→ **PROBLEM**: Whenever the word "Inventory" appears on a line of the material below, that line is counted; state the total alone.

→ **THE DATA**:
• • • • • • •
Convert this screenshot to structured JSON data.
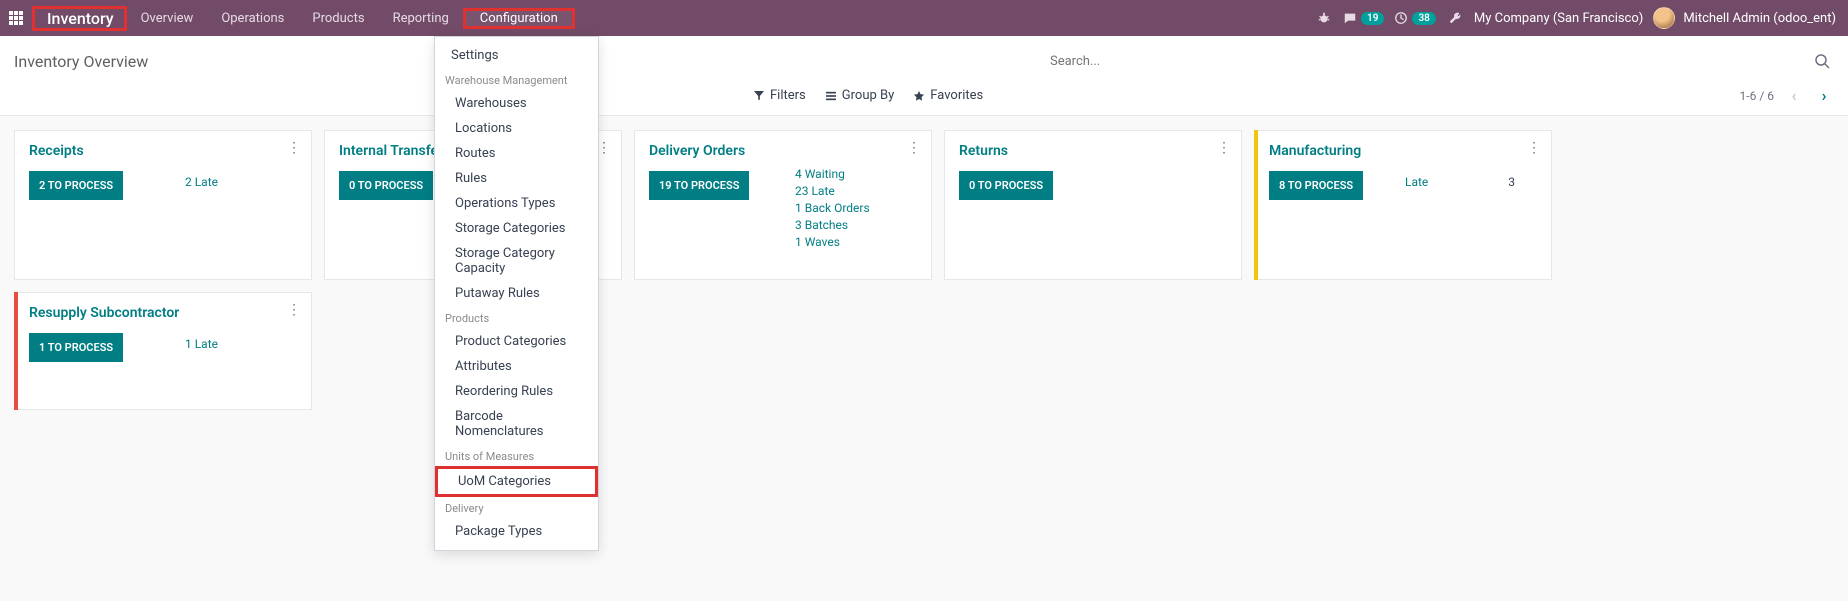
{
  "topbar": {
    "brand": "Inventory",
    "nav": [
      "Overview",
      "Operations",
      "Products",
      "Reporting",
      "Configuration"
    ],
    "chat_badge": "19",
    "activity_badge": "38",
    "company": "My Company (San Francisco)",
    "user": "Mitchell Admin (odoo_ent)"
  },
  "page": {
    "title": "Inventory Overview",
    "search_placeholder": "Search...",
    "filters_label": "Filters",
    "groupby_label": "Group By",
    "favorites_label": "Favorites",
    "pager": "1-6 / 6"
  },
  "cards": {
    "receipts": {
      "title": "Receipts",
      "btn": "2 TO PROCESS",
      "late": "2 Late"
    },
    "internal": {
      "title": "Internal Transfers",
      "btn": "0 TO PROCESS"
    },
    "delivery": {
      "title": "Delivery Orders",
      "btn": "19 TO PROCESS",
      "rows": [
        "4 Waiting",
        "23 Late",
        "1 Back Orders",
        "3 Batches",
        "1 Waves"
      ]
    },
    "returns": {
      "title": "Returns",
      "btn": "0 TO PROCESS"
    },
    "manufacturing": {
      "title": "Manufacturing",
      "btn": "8 TO PROCESS",
      "late_label": "Late",
      "late_count": "3"
    },
    "resupply": {
      "title": "Resupply Subcontractor",
      "btn": "1 TO PROCESS",
      "late": "1 Late"
    }
  },
  "dropdown": {
    "settings": "Settings",
    "h_wm": "Warehouse Management",
    "wm": [
      "Warehouses",
      "Locations",
      "Routes",
      "Rules",
      "Operations Types",
      "Storage Categories",
      "Storage Category Capacity",
      "Putaway Rules"
    ],
    "h_products": "Products",
    "products": [
      "Product Categories",
      "Attributes",
      "Reordering Rules",
      "Barcode Nomenclatures"
    ],
    "h_uom": "Units of Measures",
    "uom": [
      "UoM Categories"
    ],
    "h_delivery": "Delivery",
    "delivery": [
      "Package Types"
    ]
  }
}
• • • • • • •
→ **ANSWER BELOW**: 2